Hazy Legal Zone of Traveling With Cannabis

Soaring to new heights literally and figuratively? Los Angeles International Airport (LAX) permits travelers to bring small amounts of legal cannabis through security in their carry-on bags. LAX allows passengers to take cannabis products with them as long as they are traveling to a state that has legalized marijuana. Is LAX, well, lax compared to other U.S. airports’ enforcement of cannabis laws?

Seattle-Tacoma Airport also allows adult passengers to carry cannabis in amounts at or under the state’s legal limit. Amnesty boxes have been installed in other airports in states where recreational cannabis is legal, including Colorado Springs Airport, Aspen Pitkin County Airport, and McCarran International Airport in Las Vegas. These “cannabis amnesty boxes” appear at Chicago’s O’Hare and Midway airports as well. The boxes are available at TSA checkpoints so that you can dispose of your cannabis products and paraphernalia prior to getting on an airplane.

Traveling back and forth between Colorado and other states, I encounter TSA agents who’ve asked to search my bag, and they found a lighter that is not permitted to be on a plane. At the same time, they also came upon cannabis products, like a small bottle of gummies or a caviar joint. After completing their search, they always do the same thing; unlike other items, where they put it back in the bag, the TSA agents hand it to you, and watch you put it back and go on your way.

Cannabis is becoming normalized, the stigma is subsiding, and the steady decriminalization and legalization is opening doors for cannabis tourism. But just because cannabis is legal in a growing number of states doesn’t mean federal agents will look the other way if they discover the plant in your carry-on at airport checkpoints.

This is why we we need a rational, national cannabis policy. Even airports may not be consistent when they are acting outside the law. Remember, any time there is an inconsistent application of law, it will always impact people in unique ways based upon their ethnicity. Me, a white guy, would get, “Mr. Corless, can you hold these joints while we search your bag?” But a man of color, would get, “Sir, is this a joint in your bag? Cuff him!” You get the idea.

Flying with cannabis is illegal under federal law, regardless of state rules. If you’re confused, you’re not alone. Mixed messages abound in the U.S. when it comes to cannabis legalization, which is an inaccurate term. Federal law states that cannabis is illegal, which means travelers cannot carry their cannabis products on flights, even if it’s legal in the departing and/or arriving state.

We’ve got such a conflict right now between states that have legalized cannabis for either recreational or medicinal use and the federal requirements that continue to make it a Schedule I controlled substance that is illegal. Under the Controlled Substances Act, cannabis has been classified in the same group as heroin, LSD, and ecstasy.

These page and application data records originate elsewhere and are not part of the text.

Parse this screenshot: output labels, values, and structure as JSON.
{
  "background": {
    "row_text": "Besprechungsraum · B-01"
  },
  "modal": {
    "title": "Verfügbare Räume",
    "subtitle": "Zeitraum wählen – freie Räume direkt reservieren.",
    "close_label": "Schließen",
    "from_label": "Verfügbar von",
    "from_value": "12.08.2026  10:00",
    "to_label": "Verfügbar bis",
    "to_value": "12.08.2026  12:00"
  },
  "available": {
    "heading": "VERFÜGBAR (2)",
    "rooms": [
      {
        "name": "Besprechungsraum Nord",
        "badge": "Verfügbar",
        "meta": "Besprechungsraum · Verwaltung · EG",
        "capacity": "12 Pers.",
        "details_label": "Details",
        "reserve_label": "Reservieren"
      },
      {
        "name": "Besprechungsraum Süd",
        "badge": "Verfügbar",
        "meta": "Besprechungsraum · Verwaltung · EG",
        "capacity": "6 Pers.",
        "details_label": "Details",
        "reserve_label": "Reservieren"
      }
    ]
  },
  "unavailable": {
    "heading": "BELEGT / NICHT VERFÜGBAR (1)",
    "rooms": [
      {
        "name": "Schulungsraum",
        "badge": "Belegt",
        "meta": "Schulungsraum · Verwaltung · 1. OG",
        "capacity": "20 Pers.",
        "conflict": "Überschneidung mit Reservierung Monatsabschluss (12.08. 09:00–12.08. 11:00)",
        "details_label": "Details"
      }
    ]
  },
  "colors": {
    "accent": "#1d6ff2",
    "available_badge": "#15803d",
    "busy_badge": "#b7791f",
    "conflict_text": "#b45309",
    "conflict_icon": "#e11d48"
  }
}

Planes themselves are subject to federal law, which means you could still face fines or detention for carrying pot, even at LAX. The same is true in Nevada. While it is legal to possess up to an ounce of marijuana in the state of Nevada, a superseding local ordinance deems it illegal at McCarran International Airport.

Travelers navigating through airports in states where marijuana has been legalized must traverse a hodgepodge of conflicting federal and state laws and enforcement policies that differ from airport to airport.

While TSA agents might not actively search for cannabis during security screenings at checkpoints, agents are obligated to report the discovery of any drugs or substances that are illegal under federal law, like cannabis.

I’d direct all plane passengers to consider this sobering fact: Imagine how much chiller and calmer TSA, pre-boarding, boarding, and air travel would be if people were high. Turbulence, passengers reclining their seats into your lap, and the lines at TSA would be much more palatable. Happy passengers, happy law enforcement agents and flight crews.